This is part of a series that will share real stories of people who have decided to get a COVID-19 vaccine – how did they decide, what was it like and how are they feeling now?
Megan has many different roles in her life — mom to four children, part-time emergency room nurse and BlueCross case manager.
She’s witnessed COVID-19 firsthand working in the ER and within her own family, but she was still anxious about the decision to be vaccinated when she became eligible in January. She was breastfeeding and worried about the limited information available and how the vaccine might affect her child.
After conducting her own research and speaking with her child’s pediatrician, she ultimately decided the risk of the virus outweighed any potential risk of the vaccine.
Here’s what Megan shared about her decision to get a COVID-19 vaccine.
How I decided to get a vaccine
There was one Saturday where I was working a 12-hour shift in the small North Georgia ER where I’m a part-time nurse. In those 12 hours, I had 12 patients who were tested for COVID-19, had COVID-19, or were suffering from long-term symptoms and complications from the virus.
I’d been skeptical and anxious about vaccination due to the limited information at that time on how the vaccines may affect a child through breastmilk. I’d been doing my own research and talked to our pediatrician, but it was during that shift that I decided it would be a bigger risk to my husband, children and parents to not be vaccinated.
The Centers for Disease Control and Prevention has since released guidance that COVID-19 vaccines do not present a risk to breastfeeding mothers and their babies. Reports have shown that breastfeeding mothers have actually passed antibodies to their babies through their breastmilk, which means these vaccines are protecting both mom and baby.
When I got my vaccine
I received the first dose in January and the second dose in March at CHI Memorial Hospital.
How I felt shortly after
After the first shot, I had some chills, but was fine by the next day. After the second shot, I had some chills, body aches and nausea, but again, those were gone after about 24 hours. After that I was fine.
How I feel now
I feel great. I’ve had no issues, and I’m so happy that I chose to get the vaccine.
The COVID-19 virus is very real, and it’s very dangerous for some people. It isn’t worth the risk of not being vaccinated if you can prevent even one person from getting the virus and possibly being intubated or dying.
More COVID-19 vaccine stories from WellTuned

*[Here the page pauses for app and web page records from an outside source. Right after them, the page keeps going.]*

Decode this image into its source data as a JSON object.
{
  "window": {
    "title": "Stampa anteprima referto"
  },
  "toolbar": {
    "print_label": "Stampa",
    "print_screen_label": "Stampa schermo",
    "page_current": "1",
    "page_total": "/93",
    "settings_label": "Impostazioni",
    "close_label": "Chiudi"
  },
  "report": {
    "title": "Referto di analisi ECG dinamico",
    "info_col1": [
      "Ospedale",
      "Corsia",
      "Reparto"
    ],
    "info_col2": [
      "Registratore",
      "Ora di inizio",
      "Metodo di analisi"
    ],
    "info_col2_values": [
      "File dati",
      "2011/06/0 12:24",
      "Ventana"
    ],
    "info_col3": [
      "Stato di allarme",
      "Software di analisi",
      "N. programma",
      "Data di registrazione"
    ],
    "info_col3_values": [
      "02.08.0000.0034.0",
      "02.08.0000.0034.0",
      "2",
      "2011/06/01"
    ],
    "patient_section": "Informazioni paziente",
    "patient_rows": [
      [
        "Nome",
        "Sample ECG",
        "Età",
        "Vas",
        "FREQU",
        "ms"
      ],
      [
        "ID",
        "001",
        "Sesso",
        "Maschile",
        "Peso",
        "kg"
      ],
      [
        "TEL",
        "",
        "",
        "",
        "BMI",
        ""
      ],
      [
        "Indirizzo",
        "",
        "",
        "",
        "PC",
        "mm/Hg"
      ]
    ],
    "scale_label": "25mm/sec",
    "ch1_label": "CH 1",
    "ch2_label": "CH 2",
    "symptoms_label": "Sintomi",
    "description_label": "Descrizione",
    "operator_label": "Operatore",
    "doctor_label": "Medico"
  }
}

- My COVID-19 vaccine story: Kerri Brewer
- My COVID-19 vaccine story: Dr. Jeanne James
- Tips for talking about COVID-19 vaccines with loved ones
- My COVID-19 vaccine story: Jana Keil
- COVID-19 side effects: what to expect + tips for care
- How effective are the COVID-19 vaccines – and what does that mean?
If you have questions or concerns about vaccines based on your health status, speak to a provider who knows your medical history. Your friends and family may have good intentions, but they may not know your body like you and your doctor, so it’s important to speak to a provider who knows you well.
If you do decide to go online to learn more about vaccines, do seek reputable sources like the CDC, FDA or World Health Organization (WHO). You can also visit BCBSTupdates.com to get the latest facts on and support for COVID-19 and vaccines, along with information on how we’re supporting our members and communities through the COVID-19 pandemic.
BlueCross BlueShield of Tennessee members can access wellness-related discounts on fitness products, gym memberships, healthy eating and more through Blue365®. BCBST members can also use tools and resources to help improve health and well-being by logging into BlueAccess and going to the in the Member Wellness Center under the Managing Your Health tab.